## WHAT YOU ARE ASKED TO DO
Print the whole listing below exactly, skipping every picture.

## INPUT DATA
^^^^^^^^^^^^^^^^
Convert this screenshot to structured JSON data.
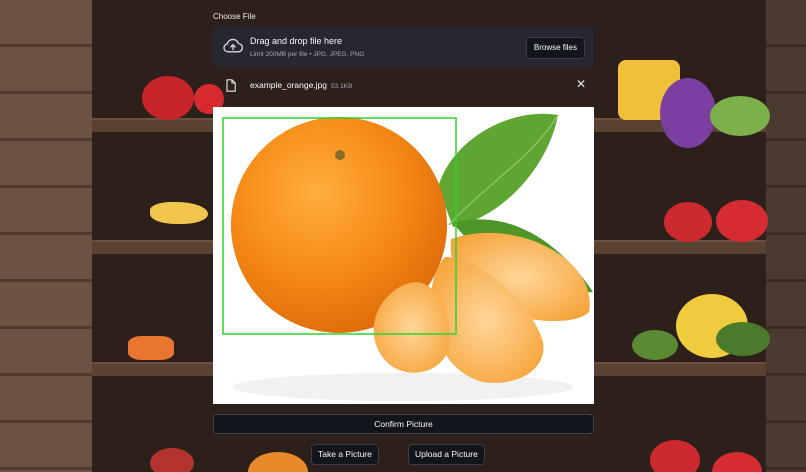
{
  "uploader": {
    "section_label": "Choose File",
    "drag_title": "Drag and drop file here",
    "drag_subtitle": "Limit 200MB per file • JPG, JPEG, PNG",
    "browse_label": "Browse files",
    "upload_icon": "cloud-upload-icon"
  },
  "file": {
    "name": "example_orange.jpg",
    "size": "53.1KB",
    "file_icon": "file-icon",
    "remove_icon": "close-icon",
    "remove_glyph": "✕"
  },
  "preview": {
    "subject": "orange with peeled segments and leaves",
    "detection_box_color": "#2fd22f"
  },
  "actions": {
    "confirm_label": "Confirm Picture",
    "take_label": "Take a Picture",
    "upload_label": "Upload a Picture"
  },
  "theme": {
    "panel": "#262730",
    "button": "#13151c",
    "text": "#fafafa",
    "muted": "#a3a8b8"
  }
}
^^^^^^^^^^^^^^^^
## ANSWER SPACE
Convert this screenshot to structured JSON data.
{
  "uploader": {
    "section_label": "Choose File",
    "drag_title": "Drag and drop file here",
    "drag_subtitle": "Limit 200MB per file • JPG, JPEG, PNG",
    "browse_label": "Browse files",
    "upload_icon": "cloud-upload-icon"
  },
  "file": {
    "name": "example_orange.jpg",
    "size": "53.1KB",
    "file_icon": "file-icon",
    "remove_icon": "close-icon",
    "remove_glyph": "✕"
  },
  "preview": {
    "subject": "orange with peeled segments and leaves",
    "detection_box_color": "#2fd22f"
  },
  "actions": {
    "confirm_label": "Confirm Picture",
    "take_label": "Take a Picture",
    "upload_label": "Upload a Picture"
  },
  "theme": {
    "panel": "#262730",
    "button": "#13151c",
    "text": "#fafafa",
    "muted": "#a3a8b8"
  }
}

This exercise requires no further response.